Information provided =
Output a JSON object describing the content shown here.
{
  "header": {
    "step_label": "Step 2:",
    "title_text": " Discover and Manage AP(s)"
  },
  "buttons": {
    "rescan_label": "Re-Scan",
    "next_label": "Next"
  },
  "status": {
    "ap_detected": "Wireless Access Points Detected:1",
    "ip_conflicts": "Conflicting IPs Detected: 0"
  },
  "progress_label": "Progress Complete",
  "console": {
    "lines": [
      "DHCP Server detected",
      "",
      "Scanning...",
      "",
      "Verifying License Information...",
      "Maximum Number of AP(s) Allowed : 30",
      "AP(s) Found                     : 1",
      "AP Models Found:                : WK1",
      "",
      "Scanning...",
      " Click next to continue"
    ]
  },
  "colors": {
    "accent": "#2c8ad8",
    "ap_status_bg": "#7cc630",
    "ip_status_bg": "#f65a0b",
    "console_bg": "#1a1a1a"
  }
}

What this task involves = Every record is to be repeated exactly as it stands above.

Written answer =
Output a JSON object describing the content shown here.
{
  "header": {
    "step_label": "Step 2:",
    "title_text": " Discover and Manage AP(s)"
  },
  "buttons": {
    "rescan_label": "Re-Scan",
    "next_label": "Next"
  },
  "status": {
    "ap_detected": "Wireless Access Points Detected:1",
    "ip_conflicts": "Conflicting IPs Detected: 0"
  },
  "progress_label": "Progress Complete",
  "console": {
    "lines": [
      "DHCP Server detected",
      "",
      "Scanning...",
      "",
      "Verifying License Information...",
      "Maximum Number of AP(s) Allowed : 30",
      "AP(s) Found                     : 1",
      "AP Models Found:                : WK1",
      "",
      "Scanning...",
      " Click next to continue"
    ]
  },
  "colors": {
    "accent": "#2c8ad8",
    "ap_status_bg": "#7cc630",
    "ip_status_bg": "#f65a0b",
    "console_bg": "#1a1a1a"
  }
}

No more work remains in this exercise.